* **About this task**:
Collect every line below that contains the word "آبادان".

* **Data records**:
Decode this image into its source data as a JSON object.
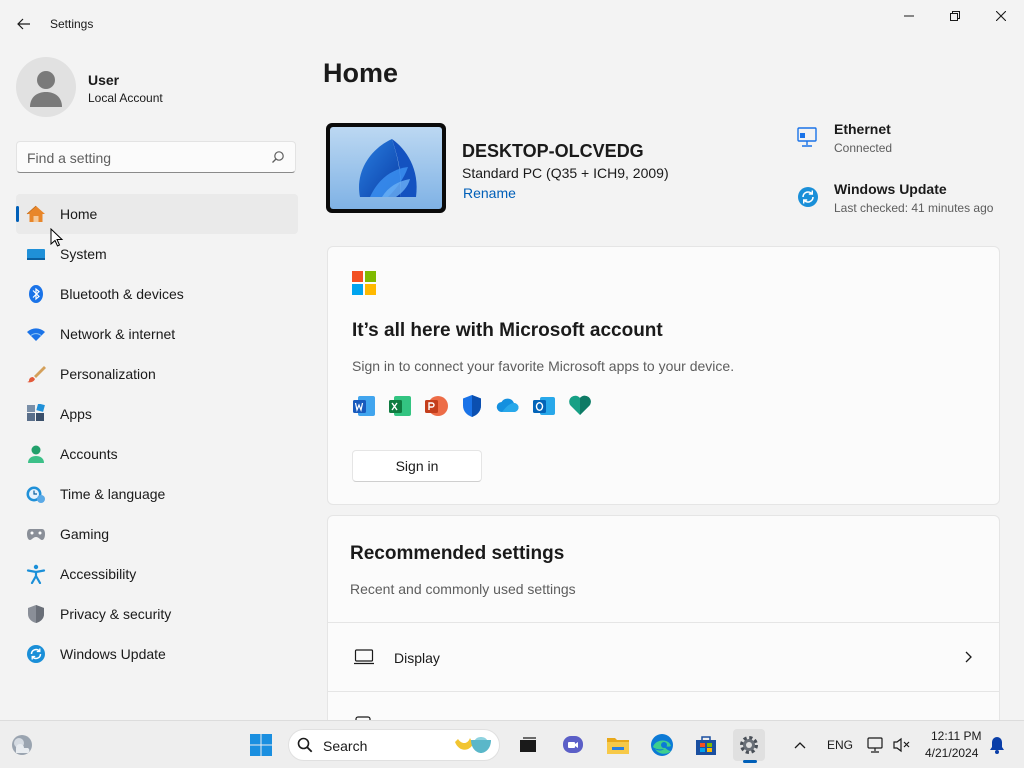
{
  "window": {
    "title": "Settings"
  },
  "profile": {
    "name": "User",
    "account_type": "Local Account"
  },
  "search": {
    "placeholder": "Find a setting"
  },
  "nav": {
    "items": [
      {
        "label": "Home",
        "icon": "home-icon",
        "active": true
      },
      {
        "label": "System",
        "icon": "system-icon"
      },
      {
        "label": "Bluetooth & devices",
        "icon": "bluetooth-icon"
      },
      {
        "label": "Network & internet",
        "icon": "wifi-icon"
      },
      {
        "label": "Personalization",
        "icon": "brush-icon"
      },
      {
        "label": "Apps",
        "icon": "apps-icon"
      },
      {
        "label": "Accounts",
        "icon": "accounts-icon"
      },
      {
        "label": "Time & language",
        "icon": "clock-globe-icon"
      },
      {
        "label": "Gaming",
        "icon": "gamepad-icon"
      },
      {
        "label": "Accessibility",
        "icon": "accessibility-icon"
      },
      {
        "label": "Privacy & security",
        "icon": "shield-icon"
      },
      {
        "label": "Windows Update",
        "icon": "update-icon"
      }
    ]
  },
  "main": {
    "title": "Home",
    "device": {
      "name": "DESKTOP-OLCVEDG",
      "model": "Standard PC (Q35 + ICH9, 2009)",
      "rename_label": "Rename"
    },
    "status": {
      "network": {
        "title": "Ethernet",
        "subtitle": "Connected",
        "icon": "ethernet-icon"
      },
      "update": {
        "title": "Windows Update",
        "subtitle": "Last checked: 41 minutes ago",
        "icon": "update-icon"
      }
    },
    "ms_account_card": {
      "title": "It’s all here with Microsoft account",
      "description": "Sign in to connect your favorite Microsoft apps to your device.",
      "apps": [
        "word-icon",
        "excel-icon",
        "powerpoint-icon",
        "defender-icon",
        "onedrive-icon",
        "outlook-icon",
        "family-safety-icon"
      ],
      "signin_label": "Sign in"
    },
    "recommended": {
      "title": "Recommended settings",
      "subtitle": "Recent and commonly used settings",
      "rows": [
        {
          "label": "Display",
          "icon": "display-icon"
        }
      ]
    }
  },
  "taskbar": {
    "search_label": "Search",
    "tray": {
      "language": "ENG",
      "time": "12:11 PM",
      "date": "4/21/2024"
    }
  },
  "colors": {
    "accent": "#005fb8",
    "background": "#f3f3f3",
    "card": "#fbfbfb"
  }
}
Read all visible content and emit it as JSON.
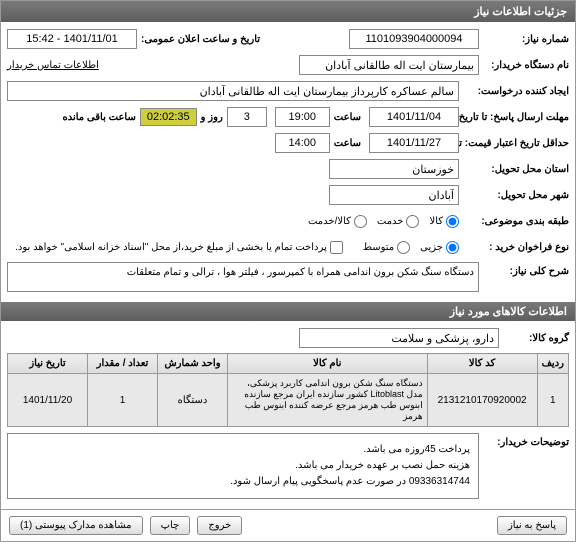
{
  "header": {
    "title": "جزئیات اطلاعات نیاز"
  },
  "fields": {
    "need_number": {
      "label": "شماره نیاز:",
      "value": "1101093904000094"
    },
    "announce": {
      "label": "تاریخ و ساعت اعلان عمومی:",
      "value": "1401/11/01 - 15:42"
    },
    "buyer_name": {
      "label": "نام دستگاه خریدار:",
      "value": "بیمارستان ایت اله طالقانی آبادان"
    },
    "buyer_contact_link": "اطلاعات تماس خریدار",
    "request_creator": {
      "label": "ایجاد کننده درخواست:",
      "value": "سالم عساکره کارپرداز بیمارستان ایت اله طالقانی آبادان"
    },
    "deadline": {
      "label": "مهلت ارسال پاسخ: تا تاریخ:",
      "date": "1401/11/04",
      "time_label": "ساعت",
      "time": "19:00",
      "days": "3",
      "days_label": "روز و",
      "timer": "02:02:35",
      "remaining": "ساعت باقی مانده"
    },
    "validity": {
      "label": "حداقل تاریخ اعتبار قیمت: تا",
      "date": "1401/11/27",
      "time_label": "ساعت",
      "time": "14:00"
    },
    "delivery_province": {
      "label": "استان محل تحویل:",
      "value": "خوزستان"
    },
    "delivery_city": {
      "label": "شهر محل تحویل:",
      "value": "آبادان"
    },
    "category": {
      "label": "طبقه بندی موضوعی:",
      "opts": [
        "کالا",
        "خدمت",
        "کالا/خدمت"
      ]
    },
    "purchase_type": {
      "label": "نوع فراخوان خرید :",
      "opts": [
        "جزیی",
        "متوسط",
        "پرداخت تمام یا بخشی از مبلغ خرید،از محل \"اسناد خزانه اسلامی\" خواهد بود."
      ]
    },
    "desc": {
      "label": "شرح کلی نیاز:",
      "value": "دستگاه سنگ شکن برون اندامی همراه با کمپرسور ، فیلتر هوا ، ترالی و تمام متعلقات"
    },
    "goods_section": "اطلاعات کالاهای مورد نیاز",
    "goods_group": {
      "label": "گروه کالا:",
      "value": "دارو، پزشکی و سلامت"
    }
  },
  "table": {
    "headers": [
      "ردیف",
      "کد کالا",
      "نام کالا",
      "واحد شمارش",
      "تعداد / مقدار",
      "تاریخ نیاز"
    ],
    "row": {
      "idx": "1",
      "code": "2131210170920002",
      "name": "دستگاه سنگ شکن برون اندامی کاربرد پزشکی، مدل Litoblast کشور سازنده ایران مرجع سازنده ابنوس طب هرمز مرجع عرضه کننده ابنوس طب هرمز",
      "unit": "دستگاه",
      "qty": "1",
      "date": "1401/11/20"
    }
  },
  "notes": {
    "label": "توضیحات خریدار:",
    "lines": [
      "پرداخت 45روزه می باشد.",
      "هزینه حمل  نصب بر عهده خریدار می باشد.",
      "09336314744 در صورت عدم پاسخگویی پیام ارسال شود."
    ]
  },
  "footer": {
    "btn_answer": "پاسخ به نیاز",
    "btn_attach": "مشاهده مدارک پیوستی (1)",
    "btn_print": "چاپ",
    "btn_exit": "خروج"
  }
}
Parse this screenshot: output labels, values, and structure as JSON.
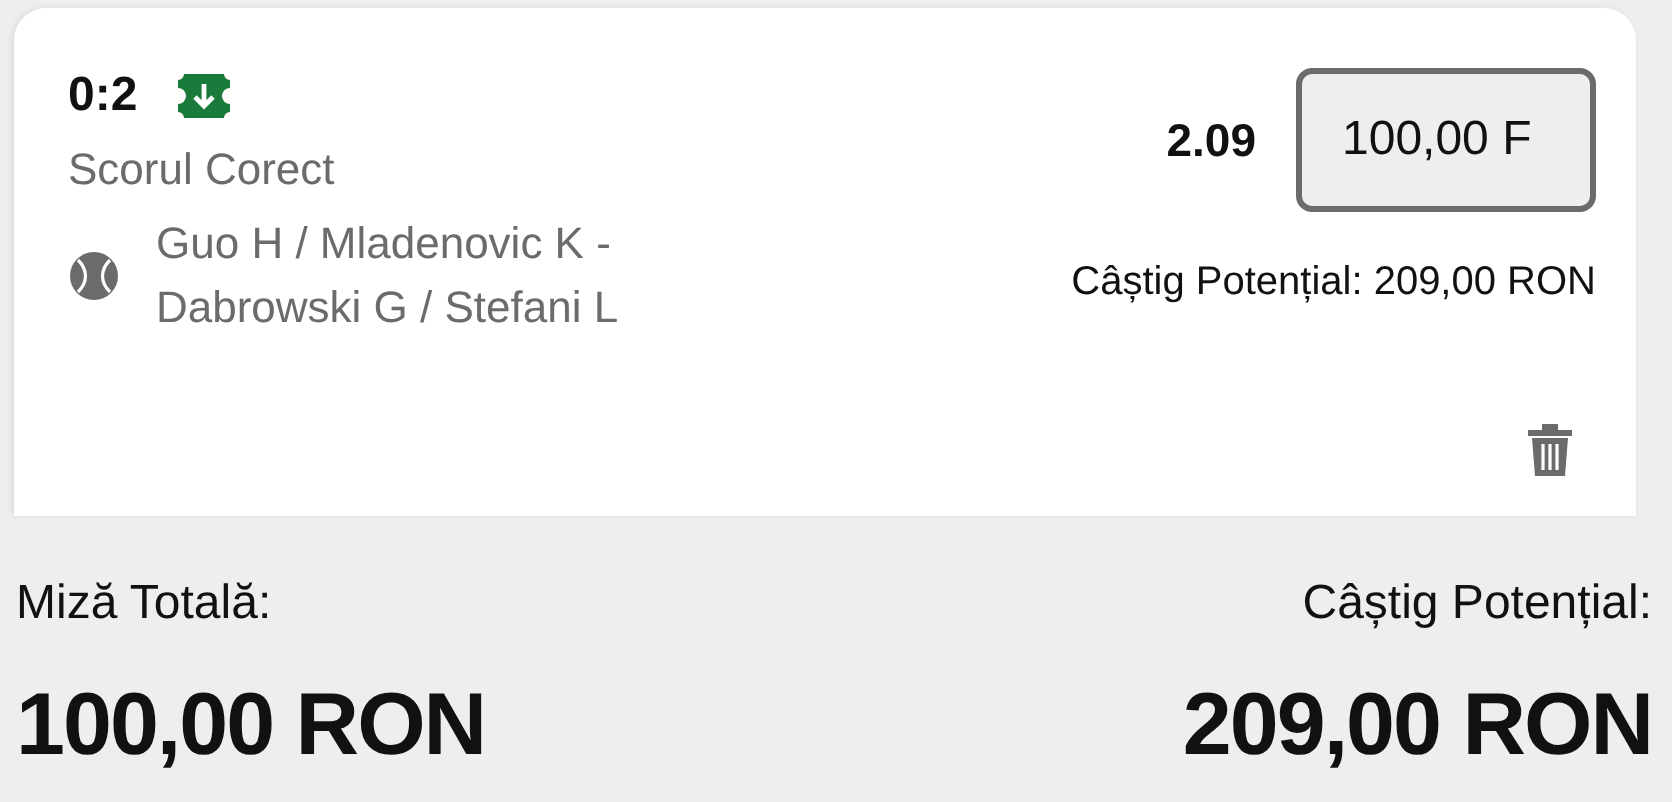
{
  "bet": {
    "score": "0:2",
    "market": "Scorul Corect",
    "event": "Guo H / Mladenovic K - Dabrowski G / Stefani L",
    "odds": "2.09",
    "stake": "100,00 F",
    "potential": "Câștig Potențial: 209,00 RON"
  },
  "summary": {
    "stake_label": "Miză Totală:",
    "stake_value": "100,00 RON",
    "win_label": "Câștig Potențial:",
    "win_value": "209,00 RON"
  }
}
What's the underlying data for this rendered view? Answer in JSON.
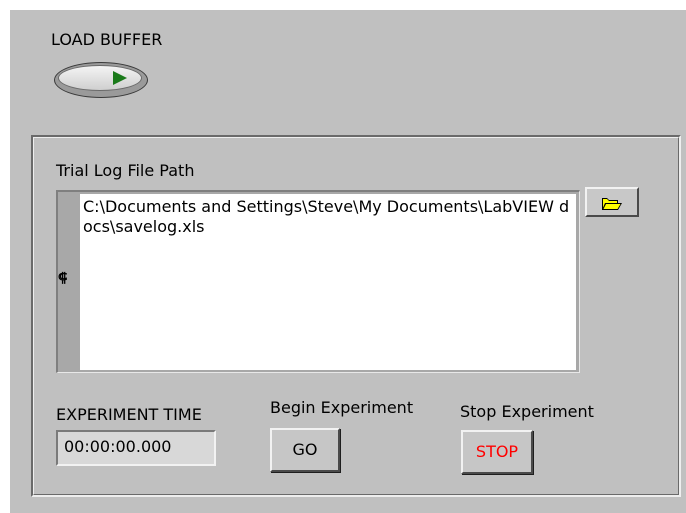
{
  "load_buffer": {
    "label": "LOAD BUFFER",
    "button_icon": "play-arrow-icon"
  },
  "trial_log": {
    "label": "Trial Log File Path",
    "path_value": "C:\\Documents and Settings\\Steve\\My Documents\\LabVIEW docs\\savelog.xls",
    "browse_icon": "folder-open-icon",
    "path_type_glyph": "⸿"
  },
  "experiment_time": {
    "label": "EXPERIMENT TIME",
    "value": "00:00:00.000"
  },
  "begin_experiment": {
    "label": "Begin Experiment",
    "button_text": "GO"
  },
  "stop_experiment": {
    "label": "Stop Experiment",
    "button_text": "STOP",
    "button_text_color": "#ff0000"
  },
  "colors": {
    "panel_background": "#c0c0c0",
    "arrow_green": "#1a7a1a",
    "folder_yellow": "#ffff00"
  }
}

* **Exercise response**:
      "value": "بیمارستان ایت اله طالقانی آبادان"
      "value": "سالم عساکره کارپرداز بیمارستان ایت اله طالقانی آبادان"
      "value": "آبادان"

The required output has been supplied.